But he that writes of you, if he can tell That you are you, so dignifies his story. (Sonnet 84)

In these lines from Sonnet 84, the speaker explains that he believes no one can write a weak poem about the beautiful young man. He supports this claim by explaining that, as writing about a subject only improves the subject’s quality, and as the young man needs no improvement, no one could produce a bad poem about the young man. Such an opinion subtly undermines the rival poet’s talent, as anyone could write well about such a beautiful subject.

Was it the proud full sail of his great verse, Bound for the prize of all too precious you, That did my ripe thoughts in my brain inhearse, Making their tomb the womb wherein they grew? (Sonnet 86)

In Sonnet 86, the speaker questions if the rival poet’s work discouraged him from continuing to write his own poetry. He gives credit to his rival’s verse as effective, while he reminds the young man of their closeness. Readers may infer from these thoughts that the rival poet’s writing must be very strong and moving to be perceived as a threat by the speaker.

But when your countenance filled up his line, Then lacked I matter, that enfeebled mine. (Sonnet 86)

In Sonnet 86, the speaker explains his reaction when he saw that the beautiful young man liked a rival poet’s poetry. Whatever deficiencies existed in the writing, the speaker credits the young man’s approval as completing.
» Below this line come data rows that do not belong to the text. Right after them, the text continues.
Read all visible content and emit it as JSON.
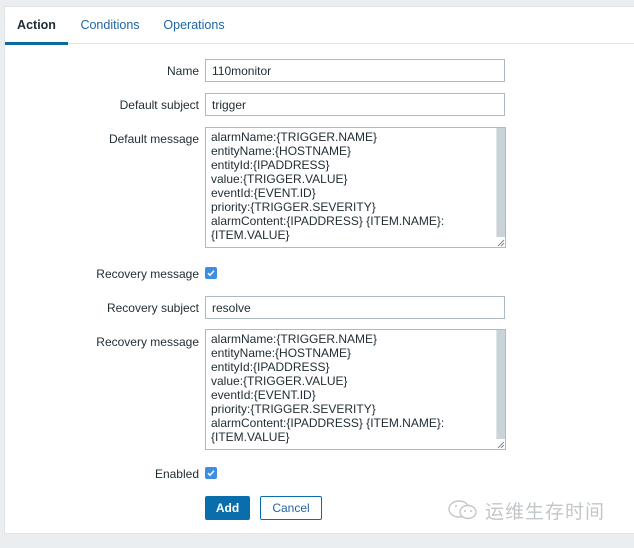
{
  "tabs": [
    {
      "label": "Action",
      "active": true
    },
    {
      "label": "Conditions",
      "active": false
    },
    {
      "label": "Operations",
      "active": false
    }
  ],
  "form": {
    "name": {
      "label": "Name",
      "value": "110monitor"
    },
    "default_subject": {
      "label": "Default subject",
      "value": "trigger"
    },
    "default_message": {
      "label": "Default message",
      "value": "alarmName:{TRIGGER.NAME}\nentityName:{HOSTNAME}\nentityId:{IPADDRESS}\nvalue:{TRIGGER.VALUE}\neventId:{EVENT.ID}\npriority:{TRIGGER.SEVERITY}\nalarmContent:{IPADDRESS} {ITEM.NAME}:\n{ITEM.VALUE}"
    },
    "recovery_message_toggle": {
      "label": "Recovery message",
      "checked": true
    },
    "recovery_subject": {
      "label": "Recovery subject",
      "value": "resolve"
    },
    "recovery_message": {
      "label": "Recovery message",
      "value": "alarmName:{TRIGGER.NAME}\nentityName:{HOSTNAME}\nentityId:{IPADDRESS}\nvalue:{TRIGGER.VALUE}\neventId:{EVENT.ID}\npriority:{TRIGGER.SEVERITY}\nalarmContent:{IPADDRESS} {ITEM.NAME}:\n{ITEM.VALUE}"
    },
    "enabled": {
      "label": "Enabled",
      "checked": true
    }
  },
  "buttons": {
    "add_label": "Add",
    "cancel_label": "Cancel"
  },
  "watermark": {
    "icon": "wechat-icon",
    "text": "运维生存时间"
  },
  "colors": {
    "accent": "#0a6ead",
    "tab_underline": "#0a6b9a",
    "link": "#1f65a6",
    "checkbox": "#3d8ee3",
    "page_background": "#ebeef0"
  }
}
The speaker finds such a collaboration defeating, and as a result, he could not write his own poems. As the rival poet has come into favor with the young man, the speaker believes the rival poet’s work will improve and he feels hopeless and powerless to match such a partnership.